Turning to the importance of real-time information, the WERF research project BNR Process Monitoring and Control with Online Nitrogen Analyzers for Nitrogen Credit Exchange Program in Connecticut (NUTR1R06y) summarizes the use, performance, and reliability of online analyzers by water pollution control facilities in Connecticut. It also considers their use for automated process control to optimize BNR performance. The research report includes case studies which describe practical approaches towards automated online process control for the improvement of BNR process performance. The researchers found that while there is an increasing interest in online N analyzers, their use for automated process control is not typical, that the implementation of automated process control is easier when the treatment facility undergoes an upgrade, and that it is dependent on the facility’s existing processes.
Looking toward the models that are used to set nutrient limits, the final project, Can TMDL Models Reproduce the Nutrient Loading-Hypoxia Relationship? (U4R09), addressed uncertainty regarding whether current eutrophication models used to determine TMDLs and to forecast the impact of TMDLs on water quality are accurate over longer time periods. The research team sought to calibrate a 55-year watershed simulation in the Chesapeake Bay watershed using several models by constructing a long-term time series (1950 to present) of nutrient loading for that area from nutrient loading observations in the Susquehanna, Potomac, and Patuxent Rivers, as well as proxies for other non-tidal rivers, long-term records of point sources, and proxies for changes in atmospheric loading. They found that there is good agreement between models and measurable results, except in the wet month (July). Based on the findings of this research, regulatory agencies may want to evaluate the agreement between modeled and observed hypoxic volume in future TMDL re-evaluations.
Although begun several years ago, these recently completed WERF studies illustrate the depth of additional knowledge that is needed to inform the process of setting and meeting nutrient limits. Ultimately, they build the case for WERF’s newest research portfolio on the harvesting and recovery of these valuable nutrients.

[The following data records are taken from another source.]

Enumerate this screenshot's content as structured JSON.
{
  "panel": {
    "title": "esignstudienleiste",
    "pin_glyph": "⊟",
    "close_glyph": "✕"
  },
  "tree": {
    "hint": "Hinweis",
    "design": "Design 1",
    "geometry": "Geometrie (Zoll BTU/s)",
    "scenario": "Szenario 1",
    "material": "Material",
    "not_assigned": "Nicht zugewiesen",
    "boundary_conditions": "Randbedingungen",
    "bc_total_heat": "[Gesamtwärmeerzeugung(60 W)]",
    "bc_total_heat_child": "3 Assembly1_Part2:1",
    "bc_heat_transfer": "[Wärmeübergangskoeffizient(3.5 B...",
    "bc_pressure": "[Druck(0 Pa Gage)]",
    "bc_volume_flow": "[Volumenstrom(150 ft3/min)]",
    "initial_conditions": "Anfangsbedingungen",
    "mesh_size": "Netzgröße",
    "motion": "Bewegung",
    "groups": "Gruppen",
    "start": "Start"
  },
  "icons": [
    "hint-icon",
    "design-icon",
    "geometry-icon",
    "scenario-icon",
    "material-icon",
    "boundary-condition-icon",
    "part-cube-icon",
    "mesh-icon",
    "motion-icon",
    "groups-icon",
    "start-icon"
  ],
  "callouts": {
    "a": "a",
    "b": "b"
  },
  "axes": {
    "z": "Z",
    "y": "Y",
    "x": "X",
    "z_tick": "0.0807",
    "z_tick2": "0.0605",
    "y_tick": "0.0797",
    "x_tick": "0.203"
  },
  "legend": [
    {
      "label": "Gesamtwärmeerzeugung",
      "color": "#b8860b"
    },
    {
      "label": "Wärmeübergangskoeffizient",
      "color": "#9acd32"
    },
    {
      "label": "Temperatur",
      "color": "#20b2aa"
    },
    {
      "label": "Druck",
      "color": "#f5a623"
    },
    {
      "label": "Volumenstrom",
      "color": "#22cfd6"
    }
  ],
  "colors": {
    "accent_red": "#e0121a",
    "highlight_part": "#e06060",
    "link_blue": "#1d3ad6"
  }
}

Results from WERF’s nutrient recovery research will begin to become available this year. For more information, please visit www.werf.org.